• [DESCRIPTION OF THE TASK]: Each record must be repeated exactly as it stands.

• [RECORDS FOR THE EXERCISE]:
--*--

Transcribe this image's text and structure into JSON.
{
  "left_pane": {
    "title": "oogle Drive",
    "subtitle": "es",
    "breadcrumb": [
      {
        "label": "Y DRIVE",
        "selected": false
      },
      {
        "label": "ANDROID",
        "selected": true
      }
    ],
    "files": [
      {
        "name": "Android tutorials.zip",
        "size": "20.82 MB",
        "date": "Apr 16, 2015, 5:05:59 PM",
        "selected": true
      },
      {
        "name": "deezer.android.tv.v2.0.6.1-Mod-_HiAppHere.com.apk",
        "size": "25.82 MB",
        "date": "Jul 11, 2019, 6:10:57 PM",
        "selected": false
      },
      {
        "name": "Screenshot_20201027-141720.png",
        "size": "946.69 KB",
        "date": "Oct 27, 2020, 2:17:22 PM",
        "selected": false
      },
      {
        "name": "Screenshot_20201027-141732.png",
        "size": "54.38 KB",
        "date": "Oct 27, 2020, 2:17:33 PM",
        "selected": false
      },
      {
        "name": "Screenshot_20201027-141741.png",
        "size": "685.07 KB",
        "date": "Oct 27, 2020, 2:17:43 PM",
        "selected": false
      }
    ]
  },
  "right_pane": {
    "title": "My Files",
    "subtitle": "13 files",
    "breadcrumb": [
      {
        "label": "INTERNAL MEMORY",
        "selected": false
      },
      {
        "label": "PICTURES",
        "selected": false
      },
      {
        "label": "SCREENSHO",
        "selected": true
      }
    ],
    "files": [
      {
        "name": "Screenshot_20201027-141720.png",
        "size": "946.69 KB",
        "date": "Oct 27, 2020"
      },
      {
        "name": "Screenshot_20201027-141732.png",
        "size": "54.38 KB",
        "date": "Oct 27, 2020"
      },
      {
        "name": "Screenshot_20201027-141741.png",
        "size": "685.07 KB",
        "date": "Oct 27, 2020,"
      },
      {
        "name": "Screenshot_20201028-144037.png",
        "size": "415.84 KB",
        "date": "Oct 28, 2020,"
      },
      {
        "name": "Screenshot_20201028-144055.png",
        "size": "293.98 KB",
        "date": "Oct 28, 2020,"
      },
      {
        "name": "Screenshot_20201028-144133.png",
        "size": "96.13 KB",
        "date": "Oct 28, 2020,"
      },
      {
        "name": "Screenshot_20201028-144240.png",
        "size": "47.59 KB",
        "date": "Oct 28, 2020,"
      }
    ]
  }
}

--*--

• [SOLUTION TO THE PROBLEM]:
Transcribe this image's text and structure into JSON.
{
  "left_pane": {
    "title": "oogle Drive",
    "subtitle": "es",
    "breadcrumb": [
      {
        "label": "Y DRIVE",
        "selected": false
      },
      {
        "label": "ANDROID",
        "selected": true
      }
    ],
    "files": [
      {
        "name": "Android tutorials.zip",
        "size": "20.82 MB",
        "date": "Apr 16, 2015, 5:05:59 PM",
        "selected": true
      },
      {
        "name": "deezer.android.tv.v2.0.6.1-Mod-_HiAppHere.com.apk",
        "size": "25.82 MB",
        "date": "Jul 11, 2019, 6:10:57 PM",
        "selected": false
      },
      {
        "name": "Screenshot_20201027-141720.png",
        "size": "946.69 KB",
        "date": "Oct 27, 2020, 2:17:22 PM",
        "selected": false
      },
      {
        "name": "Screenshot_20201027-141732.png",
        "size": "54.38 KB",
        "date": "Oct 27, 2020, 2:17:33 PM",
        "selected": false
      },
      {
        "name": "Screenshot_20201027-141741.png",
        "size": "685.07 KB",
        "date": "Oct 27, 2020, 2:17:43 PM",
        "selected": false
      }
    ]
  },
  "right_pane": {
    "title": "My Files",
    "subtitle": "13 files",
    "breadcrumb": [
      {
        "label": "INTERNAL MEMORY",
        "selected": false
      },
      {
        "label": "PICTURES",
        "selected": false
      },
      {
        "label": "SCREENSHO",
        "selected": true
      }
    ],
    "files": [
      {
        "name": "Screenshot_20201027-141720.png",
        "size": "946.69 KB",
        "date": "Oct 27, 2020"
      },
      {
        "name": "Screenshot_20201027-141732.png",
        "size": "54.38 KB",
        "date": "Oct 27, 2020"
      },
      {
        "name": "Screenshot_20201027-141741.png",
        "size": "685.07 KB",
        "date": "Oct 27, 2020,"
      },
      {
        "name": "Screenshot_20201028-144037.png",
        "size": "415.84 KB",
        "date": "Oct 28, 2020,"
      },
      {
        "name": "Screenshot_20201028-144055.png",
        "size": "293.98 KB",
        "date": "Oct 28, 2020,"
      },
      {
        "name": "Screenshot_20201028-144133.png",
        "size": "96.13 KB",
        "date": "Oct 28, 2020,"
      },
      {
        "name": "Screenshot_20201028-144240.png",
        "size": "47.59 KB",
        "date": "Oct 28, 2020,"
      }
    ]
  }
}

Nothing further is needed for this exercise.